Poor misguided Claude. Somehow, despite clear warnings from Enid’s father and Enid’s own clear statement that she doesn’t feel well-suited to marriage, he’s convinced her to marry him. And now she’s acting strangely, more interested in the house he’s building than in him, detached from the romance he was expecting. Well, thank goodness marriage is a magic spell that transforms each woman into the wife her husband had always wanted.
Worst of all, of course, is that Claude is just beginning to realize what I could have told him long ago: that Gladys Farmer, the schoolteacher and his childhood friend, was the woman for him. She has always believed in his talent, and she feels it would be a grave tragedy for Claude to live out an empty life as a farmer trudging crops to the station—only with her could he ever have the life he wants. But Claude’s older brother, Bayliss, has his sights set on Gladys, so Claude could never really step in and claim her love, even if she made it clear that she loved him, even if he was not already engaged. There’s a heaviness to this realization—good or bad, with Newland Archer, you didn’t sense that he’d let his marriage to May be an anchor around his neck, but Claude’s innate sense of honor and duty seem to be forming a cage around him. By the end of Book II (there are five “books” to the novel), Claude is, in fact, married to Enid, and he seems resigned to a very cold and loveless life indeed. It’s not clear what Enid’s approach to marriage will be, but I doubt she will forgive Claude easily for convincing her into a union she never truly wanted.
In the background (but coming rapidly to the fore) is the Great War—it is the summer of 1915 by the time Claude marries Enid.
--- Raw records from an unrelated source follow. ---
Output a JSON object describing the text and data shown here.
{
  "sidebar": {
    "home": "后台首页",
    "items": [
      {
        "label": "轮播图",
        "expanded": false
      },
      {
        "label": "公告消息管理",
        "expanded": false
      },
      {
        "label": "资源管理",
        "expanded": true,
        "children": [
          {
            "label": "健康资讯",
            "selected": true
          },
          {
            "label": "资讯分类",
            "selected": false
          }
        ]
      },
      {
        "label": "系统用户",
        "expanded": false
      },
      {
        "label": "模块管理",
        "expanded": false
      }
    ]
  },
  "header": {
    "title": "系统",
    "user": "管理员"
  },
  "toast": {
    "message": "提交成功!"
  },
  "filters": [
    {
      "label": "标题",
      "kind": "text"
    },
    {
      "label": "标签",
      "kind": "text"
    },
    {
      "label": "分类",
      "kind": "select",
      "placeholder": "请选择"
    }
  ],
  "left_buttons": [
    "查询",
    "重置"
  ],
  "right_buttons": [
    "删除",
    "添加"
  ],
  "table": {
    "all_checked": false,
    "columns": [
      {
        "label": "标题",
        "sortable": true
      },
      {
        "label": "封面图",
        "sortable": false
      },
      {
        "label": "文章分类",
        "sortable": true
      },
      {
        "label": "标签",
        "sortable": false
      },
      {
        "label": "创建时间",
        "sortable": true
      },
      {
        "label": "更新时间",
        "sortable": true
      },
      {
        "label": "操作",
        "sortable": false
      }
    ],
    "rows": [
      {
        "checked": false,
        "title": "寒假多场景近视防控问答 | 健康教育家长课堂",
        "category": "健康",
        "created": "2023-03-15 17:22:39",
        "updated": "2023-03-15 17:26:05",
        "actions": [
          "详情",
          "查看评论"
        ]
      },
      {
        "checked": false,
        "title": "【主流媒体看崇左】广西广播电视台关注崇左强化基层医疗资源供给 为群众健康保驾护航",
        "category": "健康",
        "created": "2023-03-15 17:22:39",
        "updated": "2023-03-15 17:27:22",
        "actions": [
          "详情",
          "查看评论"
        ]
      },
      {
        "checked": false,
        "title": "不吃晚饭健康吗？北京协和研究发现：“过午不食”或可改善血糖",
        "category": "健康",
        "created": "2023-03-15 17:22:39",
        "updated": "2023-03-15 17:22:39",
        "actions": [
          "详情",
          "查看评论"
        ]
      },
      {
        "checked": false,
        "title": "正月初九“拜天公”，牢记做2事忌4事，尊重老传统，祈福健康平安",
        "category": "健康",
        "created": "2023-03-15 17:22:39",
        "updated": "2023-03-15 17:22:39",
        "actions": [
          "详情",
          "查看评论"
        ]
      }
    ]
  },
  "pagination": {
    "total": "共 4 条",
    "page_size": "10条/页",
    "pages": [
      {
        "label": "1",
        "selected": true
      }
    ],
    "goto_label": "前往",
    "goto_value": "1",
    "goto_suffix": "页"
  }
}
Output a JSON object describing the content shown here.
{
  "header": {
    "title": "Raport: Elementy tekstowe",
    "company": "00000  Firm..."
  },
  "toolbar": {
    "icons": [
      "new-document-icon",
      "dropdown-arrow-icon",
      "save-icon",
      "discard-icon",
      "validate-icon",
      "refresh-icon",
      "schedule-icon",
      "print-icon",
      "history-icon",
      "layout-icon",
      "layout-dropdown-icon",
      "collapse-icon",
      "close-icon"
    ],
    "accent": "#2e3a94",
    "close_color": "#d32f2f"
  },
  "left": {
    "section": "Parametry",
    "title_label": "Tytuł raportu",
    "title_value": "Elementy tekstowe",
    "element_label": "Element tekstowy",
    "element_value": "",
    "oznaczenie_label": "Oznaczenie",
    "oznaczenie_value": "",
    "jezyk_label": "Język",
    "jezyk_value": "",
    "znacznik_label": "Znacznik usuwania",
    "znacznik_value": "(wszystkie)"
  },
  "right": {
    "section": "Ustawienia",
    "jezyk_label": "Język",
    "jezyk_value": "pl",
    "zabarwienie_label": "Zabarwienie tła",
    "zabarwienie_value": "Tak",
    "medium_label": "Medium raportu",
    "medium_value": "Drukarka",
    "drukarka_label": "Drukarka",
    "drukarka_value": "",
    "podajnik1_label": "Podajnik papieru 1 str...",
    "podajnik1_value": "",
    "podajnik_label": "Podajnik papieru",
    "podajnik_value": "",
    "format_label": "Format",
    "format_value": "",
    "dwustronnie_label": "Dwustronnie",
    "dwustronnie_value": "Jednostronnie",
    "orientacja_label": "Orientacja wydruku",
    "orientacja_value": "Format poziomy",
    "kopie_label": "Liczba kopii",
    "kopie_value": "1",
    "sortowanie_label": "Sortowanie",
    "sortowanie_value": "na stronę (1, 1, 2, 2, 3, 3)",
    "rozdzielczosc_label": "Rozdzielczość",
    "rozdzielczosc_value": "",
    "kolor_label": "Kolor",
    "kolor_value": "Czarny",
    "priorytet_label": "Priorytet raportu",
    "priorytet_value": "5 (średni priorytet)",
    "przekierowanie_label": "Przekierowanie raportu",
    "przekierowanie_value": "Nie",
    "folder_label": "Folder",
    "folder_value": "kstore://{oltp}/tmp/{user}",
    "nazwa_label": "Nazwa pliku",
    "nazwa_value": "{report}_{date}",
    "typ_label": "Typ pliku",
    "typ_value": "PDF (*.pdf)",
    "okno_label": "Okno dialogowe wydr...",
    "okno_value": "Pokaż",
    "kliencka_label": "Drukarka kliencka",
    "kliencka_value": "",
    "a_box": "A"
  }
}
There’s something really fascinating about watching the news of the war spread: Mrs. Wheeler dragging a map of Europe out of the attic into the sitting room, where she can study it as she reads the daily papers, asking Claude to read aloud from encyclopedia articles about French towns. Ernest Havel explaining painfully to Claude why the soldiers in the Austrian army have no real choice in the matter…that they must fight or face persecution and violence. Cather’s uneven here. Sometimes her characters are too knowing. They see the war too clearly, and speak with too distant a historical eye on the proceedings. It’s a bit reminiscent of Ernest Poole in those moments (see my notes on His Family for more). But as often, if not more often, I think she retains her strengths: she places the war in very real Nebraska terms, and it’s complicated. Claude and his mother have to reconcile what the papers say about Germans with their German friends—people like the Erlichs—who bear no resemblance to the “Huns” who apparently aim at devouring Europe. War means fear and death, but also prosperity: Mr. Wheeler has never worked so hard to plant so much wheat, knowing that the prices for grain will go sky high due to the war. And underneath everything, the war looks eerily like the manifestation of what she positions herself against—the elevation of machine over humanity, the march of industrial “progress” slowly crushing the life out of the world. You don’t have to agree with Cather to find this a powerful theme.
And because I continue to really enjoy Cather’s clear and serious tone, I’ll include another short passage from this section, in which Claude and his mother have just discussed what it means that the government of France has fled south out of Paris:
“It was curious, he reflected, lying wide awake in the dark: four days ago the seat of government had been moved to Bordeaux,—with the effect that Paris seemed suddenly to have become the capital, not of France, but of the world! He knew he was not the only farmer boy who wished himself tonight beside the Marne. … One’s manners wouldn’t matter on the Marne tonight, the night of the eighth of September, 1914. There was nothing on earth he would so gladly be as an atom in that wall of flesh and blood that rose and melted and rose again before the city which had meant so much through all the centuries—but had never meant so much before. Its name had come to have the purity of an abstract idea. In great sleepy continents, in land-locked harvest towns, in the little islands of the sea, for four days men watched that name as they might stand out at night to watch a comet, or to see a star fall.”